## Problem requirements
In the entries, find all lines that hold the word "JSON" and copy them.

## Source information

━━━━━━

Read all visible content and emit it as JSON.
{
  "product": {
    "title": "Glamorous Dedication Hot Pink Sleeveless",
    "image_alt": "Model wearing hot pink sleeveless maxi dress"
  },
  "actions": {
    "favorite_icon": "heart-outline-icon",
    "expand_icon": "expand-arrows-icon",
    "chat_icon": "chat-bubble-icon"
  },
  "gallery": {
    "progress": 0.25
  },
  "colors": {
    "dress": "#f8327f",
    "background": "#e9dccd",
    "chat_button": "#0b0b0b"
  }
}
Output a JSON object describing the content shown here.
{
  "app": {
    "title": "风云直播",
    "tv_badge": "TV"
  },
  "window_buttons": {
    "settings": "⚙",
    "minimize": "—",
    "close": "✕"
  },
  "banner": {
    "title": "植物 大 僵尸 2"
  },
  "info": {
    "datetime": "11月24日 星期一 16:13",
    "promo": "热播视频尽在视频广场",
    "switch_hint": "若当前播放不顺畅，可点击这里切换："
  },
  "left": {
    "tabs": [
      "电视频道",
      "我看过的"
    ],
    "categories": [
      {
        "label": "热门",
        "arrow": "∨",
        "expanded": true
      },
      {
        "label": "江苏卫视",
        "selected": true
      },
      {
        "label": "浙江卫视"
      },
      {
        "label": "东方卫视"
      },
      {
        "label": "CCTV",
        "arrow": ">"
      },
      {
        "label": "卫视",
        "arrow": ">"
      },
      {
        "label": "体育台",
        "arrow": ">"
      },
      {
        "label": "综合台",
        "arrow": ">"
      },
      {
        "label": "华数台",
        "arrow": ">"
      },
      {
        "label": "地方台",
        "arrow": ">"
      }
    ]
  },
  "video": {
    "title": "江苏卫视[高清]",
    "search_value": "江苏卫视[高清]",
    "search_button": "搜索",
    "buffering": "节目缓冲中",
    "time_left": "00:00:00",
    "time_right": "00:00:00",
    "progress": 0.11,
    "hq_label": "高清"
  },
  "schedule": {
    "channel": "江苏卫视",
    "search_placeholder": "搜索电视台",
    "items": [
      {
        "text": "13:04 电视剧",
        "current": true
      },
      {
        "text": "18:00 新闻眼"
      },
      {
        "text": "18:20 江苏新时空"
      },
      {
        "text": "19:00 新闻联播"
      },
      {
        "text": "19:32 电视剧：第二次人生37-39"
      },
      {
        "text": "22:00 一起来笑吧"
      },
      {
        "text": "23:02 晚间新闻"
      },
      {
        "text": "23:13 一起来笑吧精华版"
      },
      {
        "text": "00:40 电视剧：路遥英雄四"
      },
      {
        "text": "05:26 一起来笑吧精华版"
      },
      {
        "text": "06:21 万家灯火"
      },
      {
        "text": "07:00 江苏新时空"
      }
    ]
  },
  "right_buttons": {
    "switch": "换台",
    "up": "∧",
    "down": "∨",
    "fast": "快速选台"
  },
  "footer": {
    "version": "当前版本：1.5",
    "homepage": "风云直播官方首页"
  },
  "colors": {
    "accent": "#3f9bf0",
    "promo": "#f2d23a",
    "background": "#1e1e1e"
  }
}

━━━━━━

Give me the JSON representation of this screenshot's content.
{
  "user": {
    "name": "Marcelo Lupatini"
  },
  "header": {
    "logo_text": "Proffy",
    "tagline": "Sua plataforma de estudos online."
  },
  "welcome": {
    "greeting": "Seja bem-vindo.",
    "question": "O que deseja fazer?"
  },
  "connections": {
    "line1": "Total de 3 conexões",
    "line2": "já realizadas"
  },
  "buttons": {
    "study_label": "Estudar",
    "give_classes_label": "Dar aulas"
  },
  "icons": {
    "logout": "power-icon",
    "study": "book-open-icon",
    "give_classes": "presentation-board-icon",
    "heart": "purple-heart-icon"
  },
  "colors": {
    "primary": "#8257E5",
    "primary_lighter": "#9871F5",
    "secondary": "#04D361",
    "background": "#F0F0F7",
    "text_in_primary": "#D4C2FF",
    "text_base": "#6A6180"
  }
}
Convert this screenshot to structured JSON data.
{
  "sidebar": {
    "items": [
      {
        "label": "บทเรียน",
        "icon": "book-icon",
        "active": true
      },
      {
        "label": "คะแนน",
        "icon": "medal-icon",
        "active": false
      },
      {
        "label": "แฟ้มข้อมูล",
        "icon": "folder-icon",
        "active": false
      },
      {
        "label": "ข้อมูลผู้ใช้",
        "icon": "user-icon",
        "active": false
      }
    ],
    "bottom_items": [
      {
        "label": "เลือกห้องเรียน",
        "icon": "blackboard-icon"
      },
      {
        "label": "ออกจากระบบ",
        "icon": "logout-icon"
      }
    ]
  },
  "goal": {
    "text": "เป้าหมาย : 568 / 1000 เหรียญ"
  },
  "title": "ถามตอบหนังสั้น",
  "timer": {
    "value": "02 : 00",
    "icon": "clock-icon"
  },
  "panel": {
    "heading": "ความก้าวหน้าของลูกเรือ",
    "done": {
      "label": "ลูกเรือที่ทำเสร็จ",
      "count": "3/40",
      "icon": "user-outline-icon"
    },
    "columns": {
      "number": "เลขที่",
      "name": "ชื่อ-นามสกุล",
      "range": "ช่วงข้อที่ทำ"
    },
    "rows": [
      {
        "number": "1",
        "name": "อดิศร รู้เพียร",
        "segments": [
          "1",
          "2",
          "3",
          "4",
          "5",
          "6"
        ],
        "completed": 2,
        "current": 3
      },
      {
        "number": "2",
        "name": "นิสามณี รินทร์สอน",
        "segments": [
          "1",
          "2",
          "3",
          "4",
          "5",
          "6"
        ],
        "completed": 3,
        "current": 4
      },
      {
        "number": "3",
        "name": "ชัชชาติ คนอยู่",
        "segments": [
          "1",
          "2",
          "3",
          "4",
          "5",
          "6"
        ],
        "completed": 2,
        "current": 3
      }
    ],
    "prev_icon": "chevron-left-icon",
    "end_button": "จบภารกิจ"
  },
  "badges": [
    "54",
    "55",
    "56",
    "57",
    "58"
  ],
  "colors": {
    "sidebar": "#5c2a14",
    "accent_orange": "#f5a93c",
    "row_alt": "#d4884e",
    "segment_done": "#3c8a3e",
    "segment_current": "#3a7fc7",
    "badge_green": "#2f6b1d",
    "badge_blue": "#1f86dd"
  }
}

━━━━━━

## Output below
Read all visible content and emit it as JSON.
Output a JSON object describing the content shown here.
Give me the JSON representation of this screenshot's content.
Convert this screenshot to structured JSON data.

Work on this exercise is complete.